What I Would Change: I needed to lose a layer and a half. When I do it again, I'll wear a regular sports bra (instead of tank) and leave off the dri-fit tank top. I would still wear the tights because they are wind-proof on one side, so my leg muscles stayed warm and relaxed.

Wednesday, January 6, 2010

What to Wear Running in the Dark 1

For many of us, winter running means being out in the dark. Last night, a runner in NYC was hit by a car through no fault of his own - the driver admitted to being on Percoset while driving.

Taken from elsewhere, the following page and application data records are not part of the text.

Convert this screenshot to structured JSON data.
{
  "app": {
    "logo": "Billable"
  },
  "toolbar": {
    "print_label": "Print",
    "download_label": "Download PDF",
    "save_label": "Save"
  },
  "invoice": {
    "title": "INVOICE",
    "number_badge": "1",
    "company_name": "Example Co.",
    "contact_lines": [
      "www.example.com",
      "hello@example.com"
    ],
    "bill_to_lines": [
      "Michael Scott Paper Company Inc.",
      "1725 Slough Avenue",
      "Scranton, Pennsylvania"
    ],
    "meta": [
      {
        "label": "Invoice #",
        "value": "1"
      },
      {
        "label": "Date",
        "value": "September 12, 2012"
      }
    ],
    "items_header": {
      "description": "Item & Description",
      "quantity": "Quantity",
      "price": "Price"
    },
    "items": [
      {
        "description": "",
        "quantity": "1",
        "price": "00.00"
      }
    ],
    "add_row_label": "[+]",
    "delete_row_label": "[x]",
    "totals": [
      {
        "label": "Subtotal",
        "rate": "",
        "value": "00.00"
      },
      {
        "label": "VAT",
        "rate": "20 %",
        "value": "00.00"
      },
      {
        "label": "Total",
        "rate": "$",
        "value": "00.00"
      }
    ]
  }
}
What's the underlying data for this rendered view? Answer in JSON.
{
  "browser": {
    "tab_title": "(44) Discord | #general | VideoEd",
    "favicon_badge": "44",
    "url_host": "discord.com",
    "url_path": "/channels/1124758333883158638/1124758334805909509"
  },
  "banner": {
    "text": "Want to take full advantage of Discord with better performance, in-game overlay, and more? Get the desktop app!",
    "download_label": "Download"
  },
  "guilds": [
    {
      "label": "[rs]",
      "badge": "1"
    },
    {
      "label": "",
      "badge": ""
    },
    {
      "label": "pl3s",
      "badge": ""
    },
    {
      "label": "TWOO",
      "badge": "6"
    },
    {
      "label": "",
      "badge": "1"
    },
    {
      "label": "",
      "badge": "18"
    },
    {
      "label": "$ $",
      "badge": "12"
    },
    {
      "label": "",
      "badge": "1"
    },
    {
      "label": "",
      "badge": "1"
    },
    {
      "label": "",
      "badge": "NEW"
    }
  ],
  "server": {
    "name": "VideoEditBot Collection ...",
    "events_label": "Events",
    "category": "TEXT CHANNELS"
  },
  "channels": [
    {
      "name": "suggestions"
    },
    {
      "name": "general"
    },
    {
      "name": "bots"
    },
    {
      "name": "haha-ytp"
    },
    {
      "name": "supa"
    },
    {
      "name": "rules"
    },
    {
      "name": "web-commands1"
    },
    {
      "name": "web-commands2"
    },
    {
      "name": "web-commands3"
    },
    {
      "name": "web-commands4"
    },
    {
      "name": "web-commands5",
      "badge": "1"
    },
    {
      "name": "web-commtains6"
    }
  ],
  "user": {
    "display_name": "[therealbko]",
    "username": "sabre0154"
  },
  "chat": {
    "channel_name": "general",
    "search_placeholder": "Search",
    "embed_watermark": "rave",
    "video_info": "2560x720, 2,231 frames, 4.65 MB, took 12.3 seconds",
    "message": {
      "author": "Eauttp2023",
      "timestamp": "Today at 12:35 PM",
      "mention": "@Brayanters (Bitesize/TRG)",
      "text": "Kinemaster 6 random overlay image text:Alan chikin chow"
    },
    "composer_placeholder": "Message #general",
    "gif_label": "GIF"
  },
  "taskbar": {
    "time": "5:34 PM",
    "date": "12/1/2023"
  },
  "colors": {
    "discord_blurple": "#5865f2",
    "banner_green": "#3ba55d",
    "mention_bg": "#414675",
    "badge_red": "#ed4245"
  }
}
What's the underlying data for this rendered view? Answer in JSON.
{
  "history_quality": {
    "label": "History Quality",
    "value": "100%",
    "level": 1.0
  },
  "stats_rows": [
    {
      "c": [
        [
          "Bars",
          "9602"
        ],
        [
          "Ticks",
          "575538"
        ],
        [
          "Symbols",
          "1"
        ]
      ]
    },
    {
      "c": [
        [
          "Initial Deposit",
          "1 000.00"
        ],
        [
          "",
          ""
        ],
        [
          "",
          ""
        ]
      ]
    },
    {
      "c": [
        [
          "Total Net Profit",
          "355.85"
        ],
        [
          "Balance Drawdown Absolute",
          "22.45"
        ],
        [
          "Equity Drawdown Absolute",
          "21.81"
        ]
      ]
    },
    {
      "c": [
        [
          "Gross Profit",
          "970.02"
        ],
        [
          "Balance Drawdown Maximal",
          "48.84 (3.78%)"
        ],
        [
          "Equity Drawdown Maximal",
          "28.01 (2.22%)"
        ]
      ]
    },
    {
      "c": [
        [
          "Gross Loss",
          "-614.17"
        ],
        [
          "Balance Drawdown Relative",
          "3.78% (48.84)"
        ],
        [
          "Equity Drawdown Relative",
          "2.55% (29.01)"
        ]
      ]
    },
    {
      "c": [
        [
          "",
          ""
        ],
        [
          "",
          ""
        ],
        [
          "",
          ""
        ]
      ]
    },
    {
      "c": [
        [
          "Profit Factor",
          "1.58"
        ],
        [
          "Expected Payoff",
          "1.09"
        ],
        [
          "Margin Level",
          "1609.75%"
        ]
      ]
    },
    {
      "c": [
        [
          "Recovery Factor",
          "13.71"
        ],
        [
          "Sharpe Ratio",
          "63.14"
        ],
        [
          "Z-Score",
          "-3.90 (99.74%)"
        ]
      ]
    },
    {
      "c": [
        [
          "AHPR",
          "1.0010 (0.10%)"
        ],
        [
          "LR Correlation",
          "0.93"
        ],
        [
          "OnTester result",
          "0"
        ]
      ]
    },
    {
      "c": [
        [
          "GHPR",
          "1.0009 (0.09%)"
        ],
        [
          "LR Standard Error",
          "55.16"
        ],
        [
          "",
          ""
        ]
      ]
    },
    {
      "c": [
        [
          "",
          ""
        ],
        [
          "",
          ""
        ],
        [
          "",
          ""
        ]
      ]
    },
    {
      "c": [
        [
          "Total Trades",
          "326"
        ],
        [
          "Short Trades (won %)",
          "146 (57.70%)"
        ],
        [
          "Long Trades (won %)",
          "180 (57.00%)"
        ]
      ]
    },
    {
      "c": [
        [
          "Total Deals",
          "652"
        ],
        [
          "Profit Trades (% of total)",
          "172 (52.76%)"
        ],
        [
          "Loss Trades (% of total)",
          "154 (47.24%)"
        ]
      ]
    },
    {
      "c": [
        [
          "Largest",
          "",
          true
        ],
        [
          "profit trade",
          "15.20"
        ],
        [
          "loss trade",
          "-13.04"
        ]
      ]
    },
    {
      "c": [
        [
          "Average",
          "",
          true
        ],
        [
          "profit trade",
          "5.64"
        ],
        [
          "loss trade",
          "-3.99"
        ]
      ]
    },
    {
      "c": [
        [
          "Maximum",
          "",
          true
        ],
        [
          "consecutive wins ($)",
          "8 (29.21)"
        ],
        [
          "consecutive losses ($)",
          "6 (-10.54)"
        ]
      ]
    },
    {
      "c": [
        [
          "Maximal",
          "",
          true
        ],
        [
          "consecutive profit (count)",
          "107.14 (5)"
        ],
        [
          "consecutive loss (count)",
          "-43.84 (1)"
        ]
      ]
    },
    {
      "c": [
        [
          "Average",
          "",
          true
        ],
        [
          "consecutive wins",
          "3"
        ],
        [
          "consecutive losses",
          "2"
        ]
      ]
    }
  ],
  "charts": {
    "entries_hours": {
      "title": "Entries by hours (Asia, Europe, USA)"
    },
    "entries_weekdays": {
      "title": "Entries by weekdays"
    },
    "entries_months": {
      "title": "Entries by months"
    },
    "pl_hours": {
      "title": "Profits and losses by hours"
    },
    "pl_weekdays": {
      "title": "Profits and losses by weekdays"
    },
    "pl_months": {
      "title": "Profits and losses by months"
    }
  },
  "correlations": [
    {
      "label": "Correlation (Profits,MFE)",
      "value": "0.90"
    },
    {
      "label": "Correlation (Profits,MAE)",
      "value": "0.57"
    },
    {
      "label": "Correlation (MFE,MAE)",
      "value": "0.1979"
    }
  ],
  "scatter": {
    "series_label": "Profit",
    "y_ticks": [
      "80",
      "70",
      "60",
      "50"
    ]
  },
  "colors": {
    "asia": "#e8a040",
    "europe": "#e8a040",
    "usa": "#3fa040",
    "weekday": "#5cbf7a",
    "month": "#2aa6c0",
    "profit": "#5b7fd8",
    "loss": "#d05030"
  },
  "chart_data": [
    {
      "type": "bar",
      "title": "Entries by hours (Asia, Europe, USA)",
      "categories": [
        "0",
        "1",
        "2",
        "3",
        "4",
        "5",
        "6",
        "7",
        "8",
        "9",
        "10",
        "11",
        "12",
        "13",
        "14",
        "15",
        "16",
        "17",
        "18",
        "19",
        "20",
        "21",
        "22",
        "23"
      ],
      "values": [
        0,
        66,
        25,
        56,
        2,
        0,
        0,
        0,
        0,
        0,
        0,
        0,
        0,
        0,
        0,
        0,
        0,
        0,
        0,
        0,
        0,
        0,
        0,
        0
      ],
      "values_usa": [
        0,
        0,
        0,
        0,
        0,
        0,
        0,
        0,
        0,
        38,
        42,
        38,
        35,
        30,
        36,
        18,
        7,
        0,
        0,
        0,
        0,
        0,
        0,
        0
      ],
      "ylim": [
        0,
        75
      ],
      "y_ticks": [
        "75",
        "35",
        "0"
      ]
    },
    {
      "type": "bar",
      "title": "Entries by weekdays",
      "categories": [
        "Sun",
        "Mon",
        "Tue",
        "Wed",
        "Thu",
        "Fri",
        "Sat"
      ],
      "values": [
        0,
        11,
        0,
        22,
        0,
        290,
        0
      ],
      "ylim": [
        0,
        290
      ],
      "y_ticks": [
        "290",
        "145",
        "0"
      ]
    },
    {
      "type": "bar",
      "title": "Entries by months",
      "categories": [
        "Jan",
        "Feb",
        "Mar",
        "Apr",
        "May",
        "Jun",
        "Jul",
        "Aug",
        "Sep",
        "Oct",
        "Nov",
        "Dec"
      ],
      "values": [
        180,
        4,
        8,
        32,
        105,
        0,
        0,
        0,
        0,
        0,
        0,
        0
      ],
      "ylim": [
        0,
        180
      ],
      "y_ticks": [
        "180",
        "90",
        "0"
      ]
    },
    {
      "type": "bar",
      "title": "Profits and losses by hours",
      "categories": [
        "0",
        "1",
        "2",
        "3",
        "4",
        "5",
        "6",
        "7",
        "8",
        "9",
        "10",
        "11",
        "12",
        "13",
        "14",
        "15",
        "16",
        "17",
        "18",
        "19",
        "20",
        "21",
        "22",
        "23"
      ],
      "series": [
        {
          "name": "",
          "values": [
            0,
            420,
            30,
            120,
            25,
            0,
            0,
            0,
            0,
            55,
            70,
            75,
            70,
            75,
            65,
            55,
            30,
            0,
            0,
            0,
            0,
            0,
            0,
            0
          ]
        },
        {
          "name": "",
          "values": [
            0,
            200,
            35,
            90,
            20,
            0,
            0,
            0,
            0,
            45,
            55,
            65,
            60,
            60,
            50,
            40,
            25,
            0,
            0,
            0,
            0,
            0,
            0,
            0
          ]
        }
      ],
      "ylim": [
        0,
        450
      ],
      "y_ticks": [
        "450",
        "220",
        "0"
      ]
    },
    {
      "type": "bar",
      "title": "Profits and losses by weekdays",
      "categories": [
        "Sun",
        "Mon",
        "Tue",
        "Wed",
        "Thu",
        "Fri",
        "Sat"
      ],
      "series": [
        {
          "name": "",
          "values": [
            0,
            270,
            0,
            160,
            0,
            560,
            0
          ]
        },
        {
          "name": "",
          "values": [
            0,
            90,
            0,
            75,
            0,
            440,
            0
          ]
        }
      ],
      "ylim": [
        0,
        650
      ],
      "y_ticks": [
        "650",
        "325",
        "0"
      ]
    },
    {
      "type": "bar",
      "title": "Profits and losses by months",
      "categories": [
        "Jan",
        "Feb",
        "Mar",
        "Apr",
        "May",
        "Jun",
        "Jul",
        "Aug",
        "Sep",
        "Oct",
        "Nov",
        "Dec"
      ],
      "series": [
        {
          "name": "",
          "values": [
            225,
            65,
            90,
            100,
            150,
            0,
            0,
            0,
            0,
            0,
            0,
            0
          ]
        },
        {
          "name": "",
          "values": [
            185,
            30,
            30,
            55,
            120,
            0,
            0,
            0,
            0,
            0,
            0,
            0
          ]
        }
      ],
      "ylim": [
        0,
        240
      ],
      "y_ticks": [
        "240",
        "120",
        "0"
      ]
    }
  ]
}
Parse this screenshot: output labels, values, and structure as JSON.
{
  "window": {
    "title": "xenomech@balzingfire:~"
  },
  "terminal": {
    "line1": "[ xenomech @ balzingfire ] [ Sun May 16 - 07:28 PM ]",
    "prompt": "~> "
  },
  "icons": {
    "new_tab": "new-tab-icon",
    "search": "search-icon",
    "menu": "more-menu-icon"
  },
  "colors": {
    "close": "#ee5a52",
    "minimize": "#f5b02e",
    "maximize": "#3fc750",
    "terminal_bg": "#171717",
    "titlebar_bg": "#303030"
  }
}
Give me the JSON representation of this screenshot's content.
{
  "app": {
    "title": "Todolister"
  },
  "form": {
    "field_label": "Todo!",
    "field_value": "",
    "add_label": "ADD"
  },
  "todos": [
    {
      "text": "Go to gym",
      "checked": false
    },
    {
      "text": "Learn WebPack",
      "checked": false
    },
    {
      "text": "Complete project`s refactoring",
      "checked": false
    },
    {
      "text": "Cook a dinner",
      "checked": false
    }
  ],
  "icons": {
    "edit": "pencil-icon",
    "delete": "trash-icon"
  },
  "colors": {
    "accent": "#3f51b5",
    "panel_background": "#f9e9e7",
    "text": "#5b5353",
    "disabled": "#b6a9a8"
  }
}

My point is, running in the dark is dangerous, but there are some things we can do to keep ourselves safer.
  • Run on the sidewalk, not street, whenever possible. 
  • Be extra careful when crossing the streets because cars that are turning might not be able to see you until it's too late. 
  • Keep your music, if you listen to any, fairly low, so you can hear cyclists and cars that are coming up from behind. 
  • Dress to be seen.
Many brands boast having reflective elements on their clothes, but often they are just small strips or piping on the sleeve. For example, Lululemon and Road Runner both make mention of their reflective logos. It's a nice touch, but a 1/2-inch logo is not going to be seen by a fast-approaching vehicle.

An inexpensive solution to the problem of being seen at night is one of those reflective vests - sort of like what crossing guards wear. You can pick one up for less than $20 from most outdoor stores. However, they really provide no benefit other than visibility and usually aren't a great fit if you're slim.

My favorite reflective gear is my Illuminite jacket. It is wind and water resistant, so it's a great winter running piece, and the sleeves are covered in a special material that is absolutely brilliant when it comes to reflecting headlights. Plus, it has an iPod pocket in the sleeve and a pocket in back for keys, gels or whatever other small items you want to carry. I think it was designed for cyclists, but it's great for runners, too.

Be safe out there and enjoy your runs!